:: TASK BRIEF ::
Copy each line of the material beneath that holds the word "Control".

··· SOURCE RECORDS ···

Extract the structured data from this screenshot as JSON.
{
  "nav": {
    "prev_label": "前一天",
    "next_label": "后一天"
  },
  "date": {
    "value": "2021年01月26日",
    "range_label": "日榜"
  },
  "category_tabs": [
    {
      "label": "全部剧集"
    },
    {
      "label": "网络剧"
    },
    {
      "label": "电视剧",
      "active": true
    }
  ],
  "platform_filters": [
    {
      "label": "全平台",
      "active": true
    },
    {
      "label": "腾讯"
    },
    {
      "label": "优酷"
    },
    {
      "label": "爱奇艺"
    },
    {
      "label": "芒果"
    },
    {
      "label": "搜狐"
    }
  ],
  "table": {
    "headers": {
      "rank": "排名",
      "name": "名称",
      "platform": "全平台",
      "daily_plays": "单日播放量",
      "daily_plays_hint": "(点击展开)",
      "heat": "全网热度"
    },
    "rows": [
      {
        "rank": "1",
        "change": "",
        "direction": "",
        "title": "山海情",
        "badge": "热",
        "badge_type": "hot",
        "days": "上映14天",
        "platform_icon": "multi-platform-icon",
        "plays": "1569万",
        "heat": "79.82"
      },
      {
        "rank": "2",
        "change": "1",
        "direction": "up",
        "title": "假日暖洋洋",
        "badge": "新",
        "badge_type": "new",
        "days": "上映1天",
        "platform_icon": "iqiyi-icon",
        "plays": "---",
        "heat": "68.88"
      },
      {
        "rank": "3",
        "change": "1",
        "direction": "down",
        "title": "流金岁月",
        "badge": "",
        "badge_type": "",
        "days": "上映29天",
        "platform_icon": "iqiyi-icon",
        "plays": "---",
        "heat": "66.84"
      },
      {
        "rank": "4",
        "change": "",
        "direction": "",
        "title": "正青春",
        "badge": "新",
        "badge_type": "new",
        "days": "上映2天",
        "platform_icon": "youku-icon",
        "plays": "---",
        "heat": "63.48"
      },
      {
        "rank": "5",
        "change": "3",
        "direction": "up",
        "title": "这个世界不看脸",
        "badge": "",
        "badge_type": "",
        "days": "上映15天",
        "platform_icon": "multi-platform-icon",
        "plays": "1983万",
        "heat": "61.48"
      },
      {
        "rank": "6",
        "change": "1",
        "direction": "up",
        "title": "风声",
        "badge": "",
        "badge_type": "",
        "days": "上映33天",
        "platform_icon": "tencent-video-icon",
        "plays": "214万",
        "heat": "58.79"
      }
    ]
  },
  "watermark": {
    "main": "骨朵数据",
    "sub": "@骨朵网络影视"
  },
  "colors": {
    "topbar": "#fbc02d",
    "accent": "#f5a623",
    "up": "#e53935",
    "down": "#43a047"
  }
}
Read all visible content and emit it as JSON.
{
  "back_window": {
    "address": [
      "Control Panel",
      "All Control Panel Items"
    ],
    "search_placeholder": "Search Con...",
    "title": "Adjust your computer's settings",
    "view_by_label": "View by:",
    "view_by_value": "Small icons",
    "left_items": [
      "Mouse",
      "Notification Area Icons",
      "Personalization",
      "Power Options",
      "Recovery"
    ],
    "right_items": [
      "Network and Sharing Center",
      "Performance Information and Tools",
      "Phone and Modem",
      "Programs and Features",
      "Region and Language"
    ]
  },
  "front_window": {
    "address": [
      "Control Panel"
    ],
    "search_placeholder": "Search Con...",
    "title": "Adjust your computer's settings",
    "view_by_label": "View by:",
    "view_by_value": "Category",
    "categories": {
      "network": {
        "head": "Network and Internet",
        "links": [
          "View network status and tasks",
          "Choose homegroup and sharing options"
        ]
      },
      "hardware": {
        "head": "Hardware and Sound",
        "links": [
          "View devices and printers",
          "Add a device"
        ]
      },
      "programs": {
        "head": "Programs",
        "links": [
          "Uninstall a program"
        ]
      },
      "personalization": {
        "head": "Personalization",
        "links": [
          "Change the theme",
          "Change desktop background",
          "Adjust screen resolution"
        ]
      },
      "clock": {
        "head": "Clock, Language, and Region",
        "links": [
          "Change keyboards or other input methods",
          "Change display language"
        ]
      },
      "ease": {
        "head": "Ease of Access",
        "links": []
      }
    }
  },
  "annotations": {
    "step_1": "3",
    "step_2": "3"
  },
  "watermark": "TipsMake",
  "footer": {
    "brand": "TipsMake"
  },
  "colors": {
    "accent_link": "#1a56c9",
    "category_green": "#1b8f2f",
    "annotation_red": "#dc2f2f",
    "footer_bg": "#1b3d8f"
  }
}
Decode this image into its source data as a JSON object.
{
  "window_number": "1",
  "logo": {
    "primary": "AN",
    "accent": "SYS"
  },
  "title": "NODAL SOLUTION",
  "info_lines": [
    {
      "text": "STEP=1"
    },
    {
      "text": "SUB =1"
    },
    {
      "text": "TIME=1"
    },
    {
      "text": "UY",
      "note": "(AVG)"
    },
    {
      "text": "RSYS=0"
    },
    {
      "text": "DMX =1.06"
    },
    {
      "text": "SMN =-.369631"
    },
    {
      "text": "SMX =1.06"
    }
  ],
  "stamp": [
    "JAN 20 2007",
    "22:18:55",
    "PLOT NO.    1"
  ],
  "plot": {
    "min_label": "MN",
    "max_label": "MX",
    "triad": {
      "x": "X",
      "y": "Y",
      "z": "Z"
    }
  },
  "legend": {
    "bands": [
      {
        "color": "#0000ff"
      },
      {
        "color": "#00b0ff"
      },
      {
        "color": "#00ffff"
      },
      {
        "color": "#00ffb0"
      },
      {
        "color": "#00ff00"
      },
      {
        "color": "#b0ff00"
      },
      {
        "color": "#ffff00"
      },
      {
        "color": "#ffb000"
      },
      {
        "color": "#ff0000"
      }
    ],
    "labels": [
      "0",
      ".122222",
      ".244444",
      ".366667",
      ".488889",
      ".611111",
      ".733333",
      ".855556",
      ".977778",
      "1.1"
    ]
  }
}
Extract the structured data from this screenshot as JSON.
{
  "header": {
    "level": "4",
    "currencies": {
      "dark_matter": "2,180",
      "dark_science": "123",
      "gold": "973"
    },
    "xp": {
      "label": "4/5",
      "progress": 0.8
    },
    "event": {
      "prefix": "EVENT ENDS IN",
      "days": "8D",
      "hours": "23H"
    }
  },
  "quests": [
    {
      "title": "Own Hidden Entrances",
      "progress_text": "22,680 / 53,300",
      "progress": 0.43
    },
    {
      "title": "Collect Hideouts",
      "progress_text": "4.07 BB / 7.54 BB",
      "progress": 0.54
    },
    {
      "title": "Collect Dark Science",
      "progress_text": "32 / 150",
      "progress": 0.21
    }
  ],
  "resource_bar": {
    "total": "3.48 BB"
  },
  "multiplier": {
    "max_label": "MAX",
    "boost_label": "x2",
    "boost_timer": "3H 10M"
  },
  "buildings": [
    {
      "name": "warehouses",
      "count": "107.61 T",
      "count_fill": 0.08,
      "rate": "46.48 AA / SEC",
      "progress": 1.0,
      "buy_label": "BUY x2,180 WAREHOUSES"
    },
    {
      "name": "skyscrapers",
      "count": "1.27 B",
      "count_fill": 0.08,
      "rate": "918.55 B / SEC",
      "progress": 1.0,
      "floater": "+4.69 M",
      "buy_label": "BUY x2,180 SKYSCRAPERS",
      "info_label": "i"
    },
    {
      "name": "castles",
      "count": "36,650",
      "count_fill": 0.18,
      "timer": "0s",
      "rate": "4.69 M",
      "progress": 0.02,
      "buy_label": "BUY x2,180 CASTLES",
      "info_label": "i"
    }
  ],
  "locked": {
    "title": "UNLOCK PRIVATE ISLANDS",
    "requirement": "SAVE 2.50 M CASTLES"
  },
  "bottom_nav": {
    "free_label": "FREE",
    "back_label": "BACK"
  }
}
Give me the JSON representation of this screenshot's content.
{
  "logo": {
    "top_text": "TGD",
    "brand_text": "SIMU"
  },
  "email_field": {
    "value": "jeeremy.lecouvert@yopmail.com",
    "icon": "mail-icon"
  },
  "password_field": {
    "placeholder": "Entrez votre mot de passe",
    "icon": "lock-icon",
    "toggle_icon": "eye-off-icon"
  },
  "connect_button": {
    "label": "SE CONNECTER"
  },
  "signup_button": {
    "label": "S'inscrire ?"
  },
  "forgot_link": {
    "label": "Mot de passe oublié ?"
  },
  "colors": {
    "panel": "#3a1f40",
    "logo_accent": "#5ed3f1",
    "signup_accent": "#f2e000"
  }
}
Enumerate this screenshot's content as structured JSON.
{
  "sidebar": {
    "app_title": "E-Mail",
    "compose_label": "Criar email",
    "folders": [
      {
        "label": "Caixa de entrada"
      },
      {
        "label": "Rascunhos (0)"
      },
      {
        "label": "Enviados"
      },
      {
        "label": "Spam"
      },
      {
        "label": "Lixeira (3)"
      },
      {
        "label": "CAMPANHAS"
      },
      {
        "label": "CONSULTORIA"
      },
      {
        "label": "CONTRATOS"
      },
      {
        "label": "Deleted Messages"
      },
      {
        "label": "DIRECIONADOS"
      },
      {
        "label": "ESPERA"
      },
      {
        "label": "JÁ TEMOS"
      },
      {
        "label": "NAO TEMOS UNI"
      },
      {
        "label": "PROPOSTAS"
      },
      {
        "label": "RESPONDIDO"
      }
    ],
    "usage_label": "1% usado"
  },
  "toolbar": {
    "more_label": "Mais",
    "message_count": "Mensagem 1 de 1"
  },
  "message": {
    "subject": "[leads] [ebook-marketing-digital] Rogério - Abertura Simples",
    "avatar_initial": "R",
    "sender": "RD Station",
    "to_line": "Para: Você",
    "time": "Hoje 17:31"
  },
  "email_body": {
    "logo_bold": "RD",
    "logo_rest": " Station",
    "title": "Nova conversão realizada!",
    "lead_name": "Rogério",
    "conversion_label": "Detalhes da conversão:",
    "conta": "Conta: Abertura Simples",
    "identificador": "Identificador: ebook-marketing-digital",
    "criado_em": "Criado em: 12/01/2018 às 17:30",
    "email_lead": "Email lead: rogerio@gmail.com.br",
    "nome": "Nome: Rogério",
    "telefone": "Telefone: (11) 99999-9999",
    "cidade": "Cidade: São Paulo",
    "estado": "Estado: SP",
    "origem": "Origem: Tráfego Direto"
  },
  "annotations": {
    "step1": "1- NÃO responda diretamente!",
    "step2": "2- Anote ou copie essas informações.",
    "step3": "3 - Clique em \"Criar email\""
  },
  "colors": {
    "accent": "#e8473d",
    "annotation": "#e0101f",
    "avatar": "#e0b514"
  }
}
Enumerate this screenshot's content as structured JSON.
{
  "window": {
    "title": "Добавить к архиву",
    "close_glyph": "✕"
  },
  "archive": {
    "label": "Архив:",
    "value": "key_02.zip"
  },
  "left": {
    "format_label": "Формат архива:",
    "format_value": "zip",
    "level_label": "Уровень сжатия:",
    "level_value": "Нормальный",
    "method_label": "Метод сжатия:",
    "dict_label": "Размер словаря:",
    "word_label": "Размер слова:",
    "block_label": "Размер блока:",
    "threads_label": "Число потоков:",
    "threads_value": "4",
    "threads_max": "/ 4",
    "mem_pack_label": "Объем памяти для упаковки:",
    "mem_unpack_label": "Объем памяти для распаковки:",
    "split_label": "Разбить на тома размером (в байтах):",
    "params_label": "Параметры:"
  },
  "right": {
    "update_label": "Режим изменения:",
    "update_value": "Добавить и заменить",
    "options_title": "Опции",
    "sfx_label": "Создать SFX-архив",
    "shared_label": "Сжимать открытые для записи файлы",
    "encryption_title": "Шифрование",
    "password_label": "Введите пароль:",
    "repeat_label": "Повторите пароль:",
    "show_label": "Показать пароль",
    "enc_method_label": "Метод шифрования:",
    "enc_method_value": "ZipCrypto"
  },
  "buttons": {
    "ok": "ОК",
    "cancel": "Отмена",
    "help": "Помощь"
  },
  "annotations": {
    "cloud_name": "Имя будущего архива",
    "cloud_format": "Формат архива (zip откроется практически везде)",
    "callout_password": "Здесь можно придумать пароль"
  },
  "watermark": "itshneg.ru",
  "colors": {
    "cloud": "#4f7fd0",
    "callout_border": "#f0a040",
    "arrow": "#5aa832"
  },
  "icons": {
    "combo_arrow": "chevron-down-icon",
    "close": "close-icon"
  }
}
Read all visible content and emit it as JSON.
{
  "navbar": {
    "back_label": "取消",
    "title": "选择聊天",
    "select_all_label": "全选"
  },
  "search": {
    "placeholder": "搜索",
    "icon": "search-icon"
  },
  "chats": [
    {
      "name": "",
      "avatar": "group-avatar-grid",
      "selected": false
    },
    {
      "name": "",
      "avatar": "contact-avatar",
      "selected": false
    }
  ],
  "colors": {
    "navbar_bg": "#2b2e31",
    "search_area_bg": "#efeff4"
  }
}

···

:: EXERCISE OUTPUT ::
      "Control Panel",
      "All Control Panel Items"
      "Control Panel"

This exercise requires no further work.